* [Task goal]
Go through the data below and copy each line that includes "GitHub".

══════════════════════════════

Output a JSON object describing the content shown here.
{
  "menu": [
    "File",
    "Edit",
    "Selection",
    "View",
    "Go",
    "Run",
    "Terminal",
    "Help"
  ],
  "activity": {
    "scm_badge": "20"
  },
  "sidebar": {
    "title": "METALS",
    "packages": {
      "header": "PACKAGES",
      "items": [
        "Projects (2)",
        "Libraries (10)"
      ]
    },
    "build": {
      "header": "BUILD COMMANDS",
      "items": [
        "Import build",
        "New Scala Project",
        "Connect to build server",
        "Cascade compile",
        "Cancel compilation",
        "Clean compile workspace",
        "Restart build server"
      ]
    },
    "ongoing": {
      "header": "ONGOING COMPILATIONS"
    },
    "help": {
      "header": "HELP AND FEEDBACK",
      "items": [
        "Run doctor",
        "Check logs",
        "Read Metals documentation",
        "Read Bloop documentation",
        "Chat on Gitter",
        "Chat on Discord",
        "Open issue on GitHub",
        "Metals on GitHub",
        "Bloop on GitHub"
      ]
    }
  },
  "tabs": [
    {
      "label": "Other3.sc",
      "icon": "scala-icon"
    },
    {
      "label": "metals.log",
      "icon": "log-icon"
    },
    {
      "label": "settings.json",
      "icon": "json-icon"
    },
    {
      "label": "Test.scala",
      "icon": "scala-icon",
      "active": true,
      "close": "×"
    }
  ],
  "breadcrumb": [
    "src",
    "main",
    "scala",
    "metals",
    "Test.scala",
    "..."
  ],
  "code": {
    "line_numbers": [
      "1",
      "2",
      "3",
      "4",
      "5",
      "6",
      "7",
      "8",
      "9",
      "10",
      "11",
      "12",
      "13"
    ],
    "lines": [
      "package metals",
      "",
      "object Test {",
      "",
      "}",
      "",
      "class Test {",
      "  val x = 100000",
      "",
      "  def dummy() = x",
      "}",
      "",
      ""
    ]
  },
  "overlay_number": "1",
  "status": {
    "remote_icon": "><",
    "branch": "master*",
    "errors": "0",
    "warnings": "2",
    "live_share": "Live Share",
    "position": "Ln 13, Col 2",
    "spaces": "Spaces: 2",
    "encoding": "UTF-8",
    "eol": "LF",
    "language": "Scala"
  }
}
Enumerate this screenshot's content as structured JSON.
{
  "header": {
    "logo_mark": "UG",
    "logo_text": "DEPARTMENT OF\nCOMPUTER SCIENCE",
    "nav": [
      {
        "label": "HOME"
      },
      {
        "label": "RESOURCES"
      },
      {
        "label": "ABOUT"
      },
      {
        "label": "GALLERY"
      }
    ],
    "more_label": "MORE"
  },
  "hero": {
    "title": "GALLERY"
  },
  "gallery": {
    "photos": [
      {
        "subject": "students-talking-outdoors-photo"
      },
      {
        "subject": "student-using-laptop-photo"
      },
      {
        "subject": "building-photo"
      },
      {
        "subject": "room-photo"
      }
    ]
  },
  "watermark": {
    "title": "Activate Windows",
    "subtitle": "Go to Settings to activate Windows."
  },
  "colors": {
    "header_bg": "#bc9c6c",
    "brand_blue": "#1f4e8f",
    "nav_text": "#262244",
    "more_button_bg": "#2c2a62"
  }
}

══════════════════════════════

* [Exercise answer]
        "Open issue on GitHub",
        "Metals on GitHub",
        "Bloop on GitHub"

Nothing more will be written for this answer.